    8. repec:eee:ecmode:v:72:y:2018:i:c:p:249-259 is not listed on IDEAS
    9. Zeynalov, Ayaz, 2017. "Forecasting Tourist Arrivals in Prague: Google Econometrics," MPRA Paper 83268, University Library of Munich, Germany.
    10. repec:eee:chieco:v:48:y:2018:i:c:p:205-222 is not listed on IDEAS
    11. repec:eee:phsmap:v:505:y:2018:i:c:p:931-940 is not listed on IDEAS
    12. Emiliano Magrini & Ayca Donmez, 2013. "Agricultural Commodity Price Volatility and Its Macroeconomic Determinants: A GARCH-MIDAS Approach," JRC Working Papers JRC84138, Joint Research Centre (Seville site).
    13. repec:eee:ecmode:v:68:y:2018:i:c:p:586-598 is not listed on IDEAS
    14. Chen, Jian & Jiang, Fuwei & Li, Hongyi & Xu, Weidong, 2016. "Chinese stock market volatility and the role of U.S. economic variables," Pacific-Basin Finance Journal, Elsevier, vol. 39(C), pages 70-83.
    15. repec:eco:journ1:2017-04-39 is not listed on IDEAS
    16. repec:spr:orspec:v:39:y:2017:i:4:d:10.1007_s00291-017-0484-0 is not listed on IDEAS
    17. Yongheng Deng & Eric Girardin & Roselyne Joyeux & Shuping Shi, 2017. "Did bubbles migrate from the stock to the housing market in China between 2005 and 2010?," Pacific Economic Review, Wiley Blackwell, vol. 22(3), pages 276-292, August.

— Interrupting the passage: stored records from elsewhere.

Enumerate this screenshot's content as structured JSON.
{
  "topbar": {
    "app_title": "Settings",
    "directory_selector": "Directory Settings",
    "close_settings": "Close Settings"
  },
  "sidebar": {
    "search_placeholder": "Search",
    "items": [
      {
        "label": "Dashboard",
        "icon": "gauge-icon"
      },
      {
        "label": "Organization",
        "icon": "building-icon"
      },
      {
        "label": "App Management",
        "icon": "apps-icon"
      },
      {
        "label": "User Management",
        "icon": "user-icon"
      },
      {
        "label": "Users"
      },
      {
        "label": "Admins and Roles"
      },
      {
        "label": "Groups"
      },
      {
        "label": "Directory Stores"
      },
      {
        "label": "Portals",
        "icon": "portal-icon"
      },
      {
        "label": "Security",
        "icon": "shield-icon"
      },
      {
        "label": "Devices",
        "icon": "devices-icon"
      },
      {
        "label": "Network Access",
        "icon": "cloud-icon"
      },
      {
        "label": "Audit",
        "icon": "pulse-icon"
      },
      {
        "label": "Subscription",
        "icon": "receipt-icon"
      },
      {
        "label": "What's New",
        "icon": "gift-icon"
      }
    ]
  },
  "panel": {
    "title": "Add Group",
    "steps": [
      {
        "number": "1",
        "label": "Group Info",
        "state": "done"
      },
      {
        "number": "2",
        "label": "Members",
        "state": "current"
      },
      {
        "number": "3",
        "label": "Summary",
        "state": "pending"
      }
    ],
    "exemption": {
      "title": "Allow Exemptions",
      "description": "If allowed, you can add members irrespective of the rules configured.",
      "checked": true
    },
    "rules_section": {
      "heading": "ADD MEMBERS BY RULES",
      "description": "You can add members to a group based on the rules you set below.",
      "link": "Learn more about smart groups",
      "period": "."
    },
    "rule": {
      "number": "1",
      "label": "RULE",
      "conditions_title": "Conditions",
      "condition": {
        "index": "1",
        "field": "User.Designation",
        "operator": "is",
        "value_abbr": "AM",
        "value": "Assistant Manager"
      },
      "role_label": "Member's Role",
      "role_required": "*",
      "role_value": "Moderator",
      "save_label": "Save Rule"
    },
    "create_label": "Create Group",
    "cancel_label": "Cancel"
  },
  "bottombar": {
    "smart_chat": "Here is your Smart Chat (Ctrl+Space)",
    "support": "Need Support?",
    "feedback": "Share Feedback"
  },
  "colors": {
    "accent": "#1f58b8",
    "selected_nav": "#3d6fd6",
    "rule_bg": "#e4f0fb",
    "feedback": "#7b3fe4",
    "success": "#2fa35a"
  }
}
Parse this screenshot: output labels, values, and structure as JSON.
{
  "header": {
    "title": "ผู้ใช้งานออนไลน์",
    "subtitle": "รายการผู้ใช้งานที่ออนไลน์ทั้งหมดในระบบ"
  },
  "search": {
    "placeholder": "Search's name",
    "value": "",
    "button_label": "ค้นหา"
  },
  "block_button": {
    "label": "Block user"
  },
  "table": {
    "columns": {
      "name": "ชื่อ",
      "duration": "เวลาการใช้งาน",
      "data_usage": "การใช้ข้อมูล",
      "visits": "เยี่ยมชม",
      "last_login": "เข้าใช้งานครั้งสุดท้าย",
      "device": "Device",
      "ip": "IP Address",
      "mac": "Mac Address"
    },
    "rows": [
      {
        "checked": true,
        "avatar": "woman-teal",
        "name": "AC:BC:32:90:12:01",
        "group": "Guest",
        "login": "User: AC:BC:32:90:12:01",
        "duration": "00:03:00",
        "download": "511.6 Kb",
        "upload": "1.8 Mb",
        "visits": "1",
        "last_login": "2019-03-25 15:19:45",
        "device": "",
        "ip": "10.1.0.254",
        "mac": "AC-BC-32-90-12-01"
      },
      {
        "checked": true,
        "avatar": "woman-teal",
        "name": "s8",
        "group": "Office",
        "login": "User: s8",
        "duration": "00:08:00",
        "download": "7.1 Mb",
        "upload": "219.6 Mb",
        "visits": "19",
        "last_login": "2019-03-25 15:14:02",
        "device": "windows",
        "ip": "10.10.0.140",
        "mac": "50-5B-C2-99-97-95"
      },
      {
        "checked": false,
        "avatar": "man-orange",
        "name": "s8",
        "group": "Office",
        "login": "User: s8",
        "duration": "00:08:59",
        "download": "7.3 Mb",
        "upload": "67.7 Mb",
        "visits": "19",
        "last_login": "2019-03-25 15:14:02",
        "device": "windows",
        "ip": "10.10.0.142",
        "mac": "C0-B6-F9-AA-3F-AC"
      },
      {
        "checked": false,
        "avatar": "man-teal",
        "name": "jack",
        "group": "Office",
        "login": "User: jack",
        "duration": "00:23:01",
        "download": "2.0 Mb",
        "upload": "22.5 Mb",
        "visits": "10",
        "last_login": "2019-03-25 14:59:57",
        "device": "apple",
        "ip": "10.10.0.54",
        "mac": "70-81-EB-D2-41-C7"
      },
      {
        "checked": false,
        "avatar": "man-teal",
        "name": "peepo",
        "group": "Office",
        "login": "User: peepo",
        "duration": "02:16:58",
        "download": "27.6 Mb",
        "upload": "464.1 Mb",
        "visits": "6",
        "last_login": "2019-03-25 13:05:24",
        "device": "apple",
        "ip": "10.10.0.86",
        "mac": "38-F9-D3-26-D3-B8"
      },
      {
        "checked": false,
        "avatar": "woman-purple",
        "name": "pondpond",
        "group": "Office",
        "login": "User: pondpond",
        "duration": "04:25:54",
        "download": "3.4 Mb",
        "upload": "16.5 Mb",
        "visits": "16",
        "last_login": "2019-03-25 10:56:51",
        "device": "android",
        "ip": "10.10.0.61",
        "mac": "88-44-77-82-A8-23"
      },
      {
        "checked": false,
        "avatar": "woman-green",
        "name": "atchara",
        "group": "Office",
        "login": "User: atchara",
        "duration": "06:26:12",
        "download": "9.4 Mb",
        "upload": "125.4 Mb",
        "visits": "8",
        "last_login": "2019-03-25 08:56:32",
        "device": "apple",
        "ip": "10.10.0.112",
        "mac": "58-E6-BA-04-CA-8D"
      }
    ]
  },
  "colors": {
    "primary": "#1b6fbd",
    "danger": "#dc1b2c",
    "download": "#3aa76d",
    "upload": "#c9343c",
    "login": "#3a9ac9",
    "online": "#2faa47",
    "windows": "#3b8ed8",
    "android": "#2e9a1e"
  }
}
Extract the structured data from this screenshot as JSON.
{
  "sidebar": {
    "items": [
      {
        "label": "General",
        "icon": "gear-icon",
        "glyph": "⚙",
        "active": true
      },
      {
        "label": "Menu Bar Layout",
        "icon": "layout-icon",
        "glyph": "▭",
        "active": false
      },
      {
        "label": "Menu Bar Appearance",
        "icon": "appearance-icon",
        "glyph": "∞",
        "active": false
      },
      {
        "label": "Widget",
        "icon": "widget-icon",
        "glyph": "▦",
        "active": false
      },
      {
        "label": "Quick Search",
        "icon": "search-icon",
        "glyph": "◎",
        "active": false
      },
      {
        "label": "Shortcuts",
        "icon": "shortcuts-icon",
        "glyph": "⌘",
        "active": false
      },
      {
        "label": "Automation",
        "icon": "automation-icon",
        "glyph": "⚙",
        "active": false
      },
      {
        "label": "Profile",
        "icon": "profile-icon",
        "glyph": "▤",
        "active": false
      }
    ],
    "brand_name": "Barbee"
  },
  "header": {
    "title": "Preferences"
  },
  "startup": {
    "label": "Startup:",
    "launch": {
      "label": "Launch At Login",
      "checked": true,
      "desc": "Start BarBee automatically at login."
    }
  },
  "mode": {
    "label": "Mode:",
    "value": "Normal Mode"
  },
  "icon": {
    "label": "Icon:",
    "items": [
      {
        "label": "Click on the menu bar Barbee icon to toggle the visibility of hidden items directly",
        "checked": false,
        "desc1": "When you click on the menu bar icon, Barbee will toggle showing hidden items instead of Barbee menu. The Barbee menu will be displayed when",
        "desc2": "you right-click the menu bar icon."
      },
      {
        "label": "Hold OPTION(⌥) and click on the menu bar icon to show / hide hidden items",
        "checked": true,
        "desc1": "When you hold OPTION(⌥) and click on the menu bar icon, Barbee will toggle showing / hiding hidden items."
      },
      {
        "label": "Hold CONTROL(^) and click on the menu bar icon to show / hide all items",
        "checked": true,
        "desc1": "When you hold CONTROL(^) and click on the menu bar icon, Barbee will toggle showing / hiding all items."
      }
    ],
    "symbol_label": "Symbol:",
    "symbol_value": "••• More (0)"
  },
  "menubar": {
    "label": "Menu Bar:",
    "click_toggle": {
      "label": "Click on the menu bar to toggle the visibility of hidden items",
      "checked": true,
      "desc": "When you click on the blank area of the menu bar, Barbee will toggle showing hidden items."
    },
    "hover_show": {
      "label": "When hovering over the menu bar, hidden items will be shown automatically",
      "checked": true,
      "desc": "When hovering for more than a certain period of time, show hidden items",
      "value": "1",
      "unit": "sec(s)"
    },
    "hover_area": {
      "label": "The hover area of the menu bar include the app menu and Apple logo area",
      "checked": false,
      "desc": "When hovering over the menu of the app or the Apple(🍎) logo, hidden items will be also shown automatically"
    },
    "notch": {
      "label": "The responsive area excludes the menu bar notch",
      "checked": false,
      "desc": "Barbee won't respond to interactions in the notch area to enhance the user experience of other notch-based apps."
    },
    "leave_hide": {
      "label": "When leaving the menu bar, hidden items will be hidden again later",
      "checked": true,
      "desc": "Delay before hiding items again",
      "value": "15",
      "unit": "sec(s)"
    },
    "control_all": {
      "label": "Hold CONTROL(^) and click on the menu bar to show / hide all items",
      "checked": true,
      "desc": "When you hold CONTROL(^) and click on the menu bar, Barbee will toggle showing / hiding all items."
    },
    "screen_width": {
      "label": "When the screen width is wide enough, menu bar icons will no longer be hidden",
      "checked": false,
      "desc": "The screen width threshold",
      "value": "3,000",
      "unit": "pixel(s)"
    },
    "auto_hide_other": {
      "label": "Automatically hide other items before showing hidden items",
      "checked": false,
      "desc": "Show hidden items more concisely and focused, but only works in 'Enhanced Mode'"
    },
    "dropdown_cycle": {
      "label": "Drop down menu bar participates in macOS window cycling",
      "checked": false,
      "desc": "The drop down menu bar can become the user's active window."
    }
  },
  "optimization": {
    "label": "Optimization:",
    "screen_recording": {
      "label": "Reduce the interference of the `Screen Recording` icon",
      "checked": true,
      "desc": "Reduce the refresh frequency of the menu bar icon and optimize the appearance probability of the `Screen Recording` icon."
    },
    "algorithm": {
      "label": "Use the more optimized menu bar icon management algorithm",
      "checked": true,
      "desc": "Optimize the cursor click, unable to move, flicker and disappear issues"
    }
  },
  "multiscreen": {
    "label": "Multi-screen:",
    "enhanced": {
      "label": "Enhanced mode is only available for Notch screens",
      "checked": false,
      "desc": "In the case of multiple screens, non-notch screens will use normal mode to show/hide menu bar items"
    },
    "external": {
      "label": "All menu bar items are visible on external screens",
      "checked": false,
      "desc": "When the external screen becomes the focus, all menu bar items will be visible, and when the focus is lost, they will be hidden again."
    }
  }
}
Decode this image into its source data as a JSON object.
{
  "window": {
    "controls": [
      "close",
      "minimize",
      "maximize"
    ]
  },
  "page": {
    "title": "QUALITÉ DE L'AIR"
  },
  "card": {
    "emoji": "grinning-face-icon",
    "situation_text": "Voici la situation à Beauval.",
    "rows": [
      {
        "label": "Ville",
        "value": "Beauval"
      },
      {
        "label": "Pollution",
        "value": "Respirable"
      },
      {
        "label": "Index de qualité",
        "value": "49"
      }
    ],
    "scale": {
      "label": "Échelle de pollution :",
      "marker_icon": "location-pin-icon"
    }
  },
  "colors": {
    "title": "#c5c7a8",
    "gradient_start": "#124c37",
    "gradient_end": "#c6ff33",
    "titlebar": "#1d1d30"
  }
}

    More about this item

    Keywords

    China; Conditional variance; MIDAS;

    JEL classification:

    • C14 - Mathematical and Quantitative Methods - - Econometric and Statistical Methods and Methodology: General - - - Semiparametric and Nonparametric Methods: General
    • C22 - Mathematical and Quantitative Methods - - Single Equation Models; Single Variables - - - Time-Series Models; Dynamic Quantile Regressions; Dynamic Treatment Effect Models; Diffusion Processes
    • C58 - Mathematical and Quantitative Methods - - Econometric Modeling - - - Financial Econometrics
    • G10 - Financial Economics - - General Financial Markets - - - General (includes Measurement and Data)
    • G15 - Financial Economics - - General Financial Markets - - - International Financial Markets
    • E44 - Macroeconomics and Monetary Economics - - Money and Interest Rates - - - Financial Markets and the Macroeconomy

    Statistics

    Access and download statistics

    Corrections

    All material on this site has been provided by the respective publishers and authors. You can help correct errors and omissions. When requesting a correction, please mention this item's handle: RePEc:hal:journl:hal-01499615. See general information about how to correct material in RePEc.

    For technical questions regarding this item, or to correct its authors, title, abstract, bibliographic or download information, contact: (CCSD). General contact details of provider: https://hal.archives-ouvertes.fr/ .

    If you have authored this item and are not yet registered with RePEc, we encourage you to do it here. This allows to link your profile to this item. It also allows you to accept potential citations to this item that we are uncertain about.

    If CitEc recognized a reference but did not link an item in RePEc to it, you can help with this form .

    If you know of missing items citing this one, you can help us creating those links by adding the relevant references in the same way as above, for each refering item. If you are a registered author of this item, you may also want to check the "citations" tab in your RePEc Author Service profile, as there may be some citations waiting for confirmation.

    Please note that corrections may take a couple of weeks to filter through the various RePEc services.

    IDEAS is a RePEc service hosted by the Research Division of the Federal Reserve Bank of St. Louis . RePEc uses bibliographic data supplied by the respective publishers.